Last week, the UGC launched the Consortium of Academic and Research Ethics (CARE) to approve a new official list of academic publications….”

International observatory targets predatory publishers | Times Higher Education (THE)

“A coalition of scientists, funders, publishing societies and librarians believes that the formation of an international observatory to study predatory journals will lead to improved advice on how to tackle them.

The initiative aims to fill the void left by the closure three years ago of Jeffrey Beall’s blacklist of predatory publishers. Since then, many others have set up their own blacklists and checklists, but there is “a lack of unity across the community about what predatory journals are”, said Agnes Grudniewicz, assistant professor at the Telfer School of Management at the University of Ottawa.

The coalition’s biggest achievement so far is to create a consensus definition of predatory journals. It defines predatory journals and publishers as “entities that prioritise self-interest at the expense of scholarship” and “are characterised by false or misleading information, deviation from best editorial and publication practices, a lack of transparency, and/or the use of aggregate and indiscriminate solicitation practices”….

Creating an international observatory – potentially funded by research funders, charities, publishers and research institutions – was a less contentious solution than relying on blacklists or “whitelists” of approved providers, said Dr Grudniewicz. Research led by Michaela Strinzel, from the Swiss National Science Foundation, found that 34 journals listed as predatory by Professor Beall appeared on an approved list of titles run by the Directory of Open Access Journals (DOAJ), while 31 DOAJ titles were deemed predatory by subscription service Cabells….”

Comments on “Factors affecting global flow of scientific knowledge in environmental sciences” by Sonne et al. (2020) – ScienceDirect

Abstract:  In a recent publication in the journal Science of the Total Environment, Sonne et al. (2020) highlight how Open Access journals and associated fees may limit the production and flow of knowledge. Sonne et al. (2020) also illustrate how the pressure to publish has accelerated the proliferation of predatory journals and has, in some cases, led to the use of fictious data which may increase the public’s distrust of science. The paper also discusses how researchers in poor countries may be left behind by the Open Access initiative of publishing houses due to a lack of funding to cover publication fees. Thus, Sonne et al. (2020) make a valuable contribution to the debate on Open access versus Paywall publishing practices, but several inconsistences and omissions are highlighted by this paper.

 

Comments on “Factors affecting global flow of scientific knowledge in environmental sciences” by Sonne et al. (2020) – ScienceDirect

Abstract:  In a recent publication in the journal Science of the Total Environment, Sonne et al. (2020) highlight how Open Access journals and associated fees may limit the production and flow of knowledge.
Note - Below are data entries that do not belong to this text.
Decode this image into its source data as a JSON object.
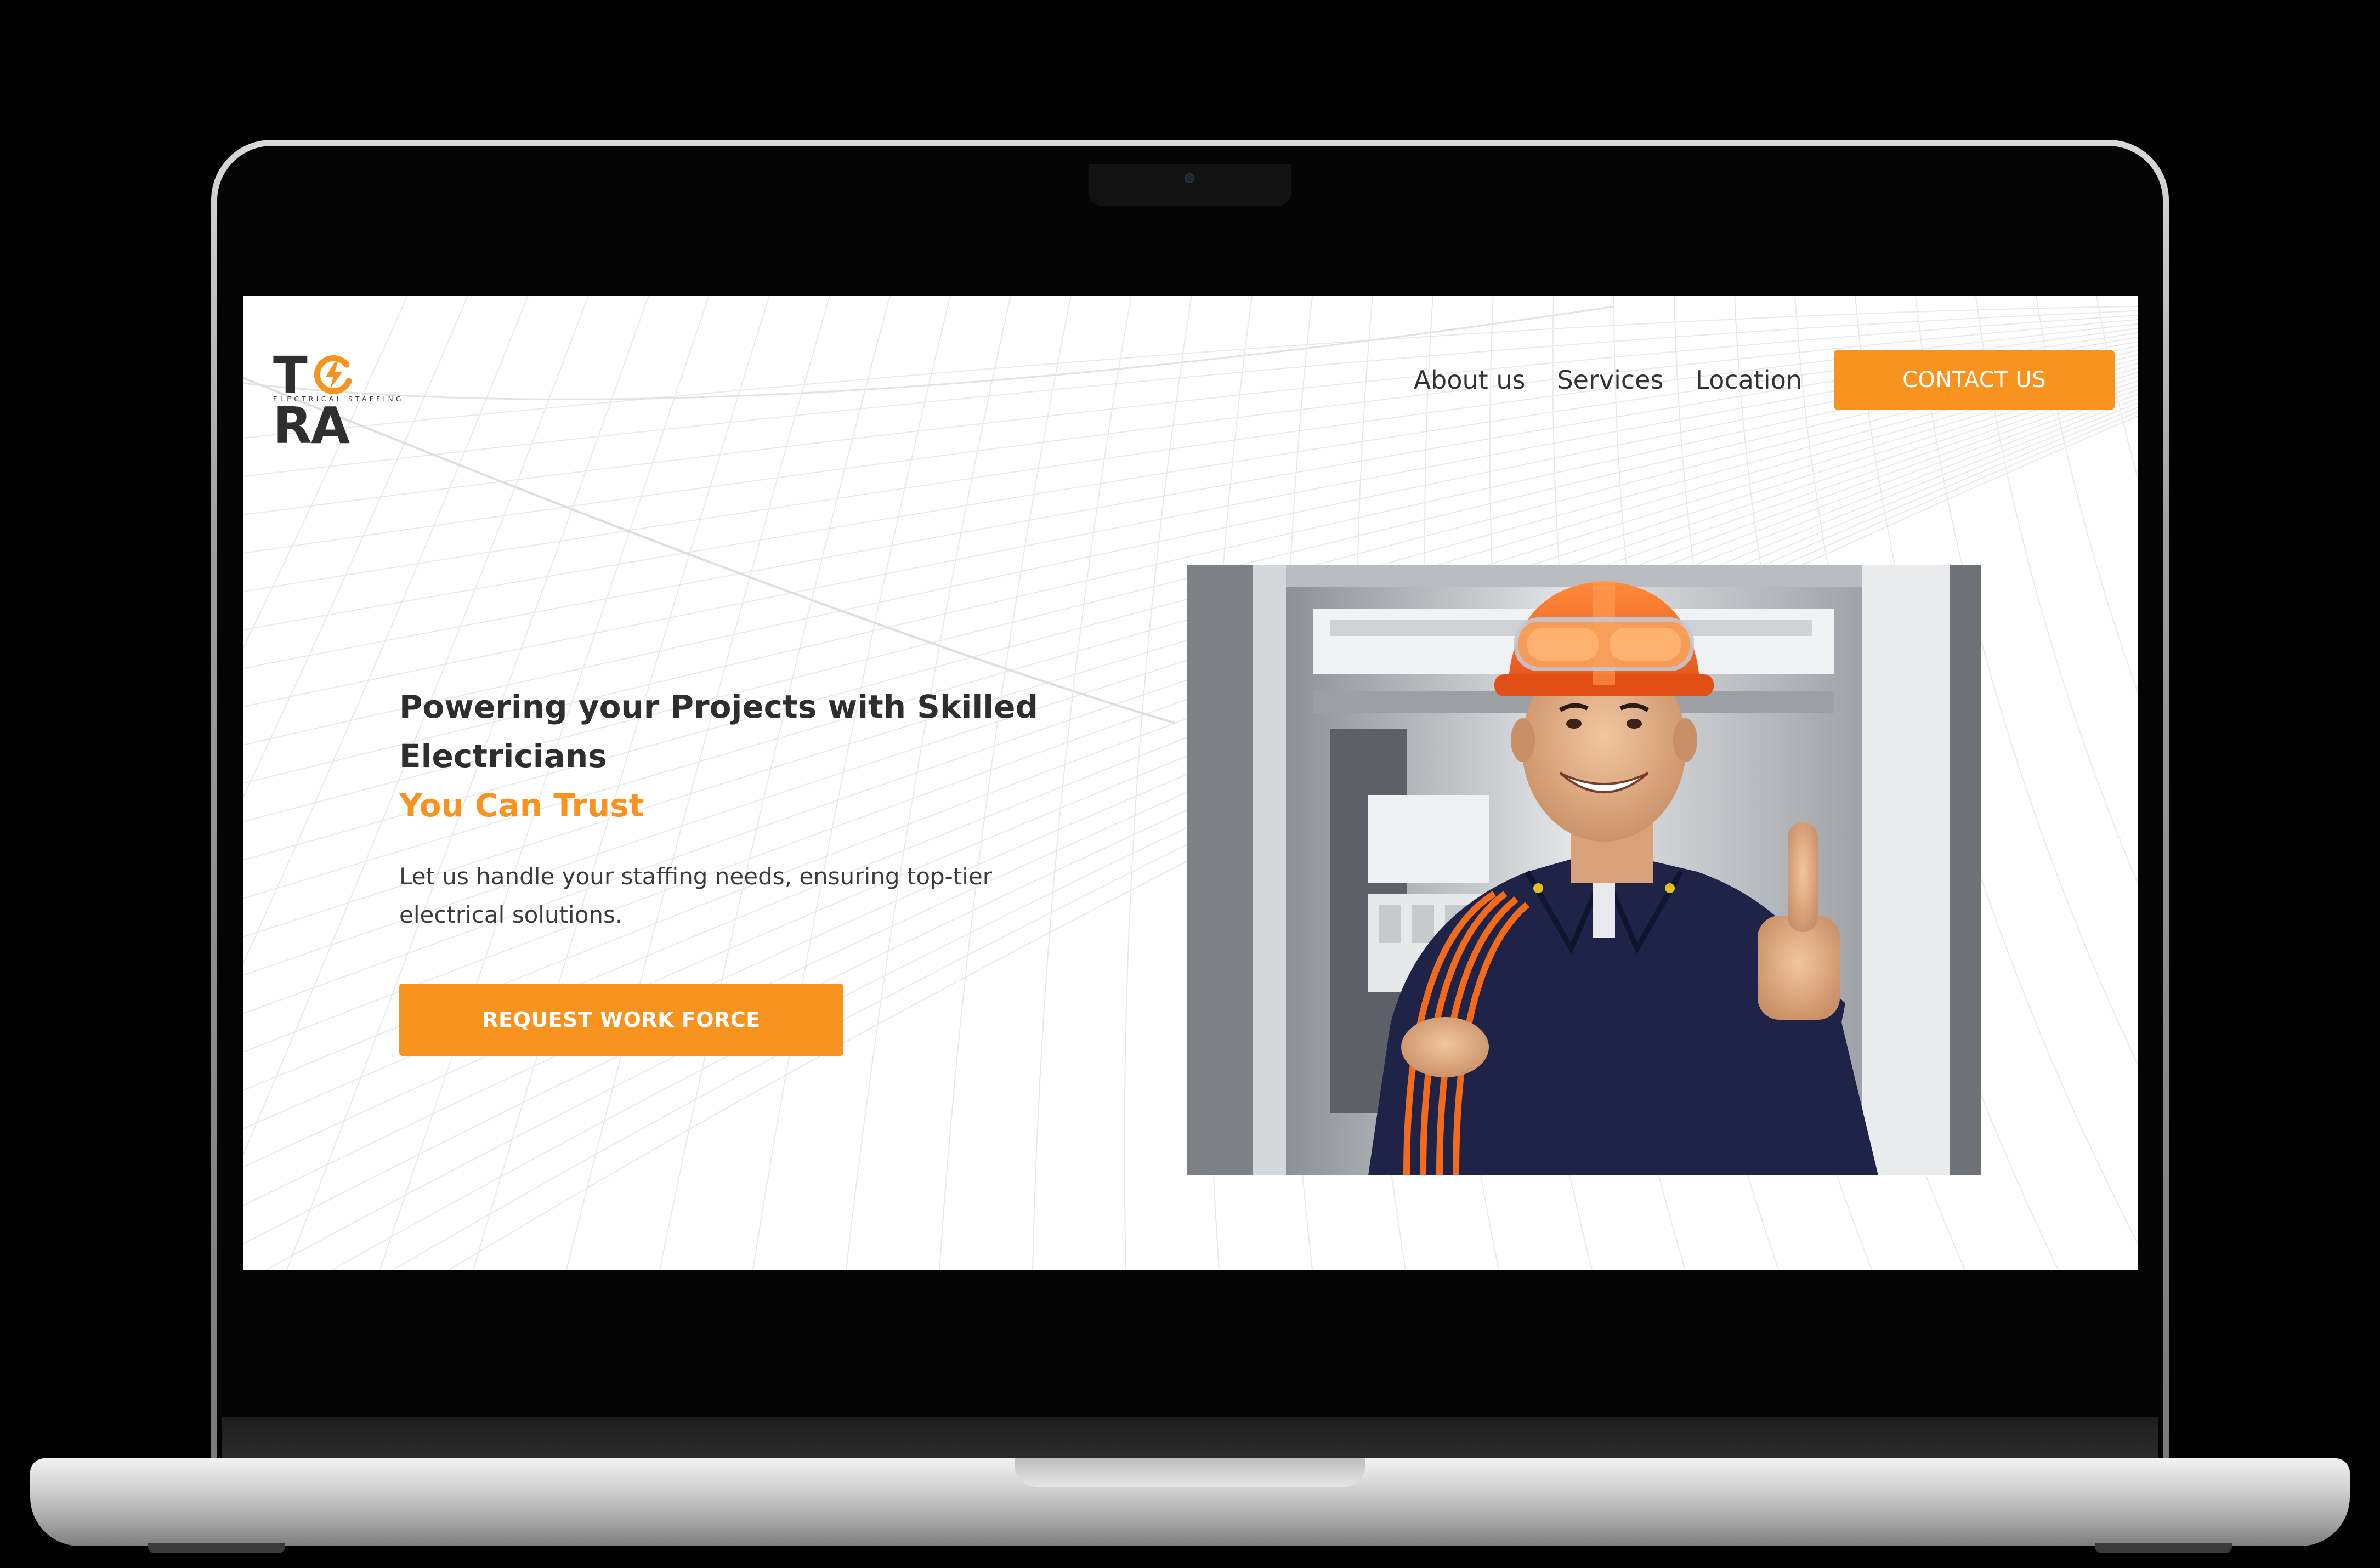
{
  "logo": {
    "brand": "TERA",
    "brand_left": "T",
    "brand_right": "RA",
    "tagline": "ELECTRICAL STAFFING"
  },
  "nav": {
    "links": [
      "About us",
      "Services",
      "Location"
    ],
    "contact_label": "CONTACT US"
  },
  "hero": {
    "title_line1": "Powering your Projects with Skilled",
    "title_line2": "Electricians",
    "title_accent": "You Can Trust",
    "description_line1": "Let us handle your staffing needs, ensuring top-tier",
    "description_line2": "electrical solutions.",
    "cta_label": "REQUEST WORK FORCE"
  },
  "colors": {
    "accent": "#f7931e",
    "text_dark": "#2e2e2e",
    "background": "#ffffff"
  },
  "icons": {
    "logo_mark": "lightning-bolt-icon",
    "hero_image": "electrician-thumbs-up-photo"
  }
}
Sonne et al. (2020) also illustrate how the pressure to publish has accelerated the proliferation of predatory journals and has, in some cases, led to the use of fictious data which may increase the public’s distrust of science. The paper also discusses how researchers in poor countries may be left behind by the Open Access initiative of publishing houses due to a lack of funding to cover publication fees. Thus, Sonne et al. (2020) make a valuable contribution to the debate on Open access versus Paywall publishing practices, but several inconsistences and omissions are highlighted by this paper.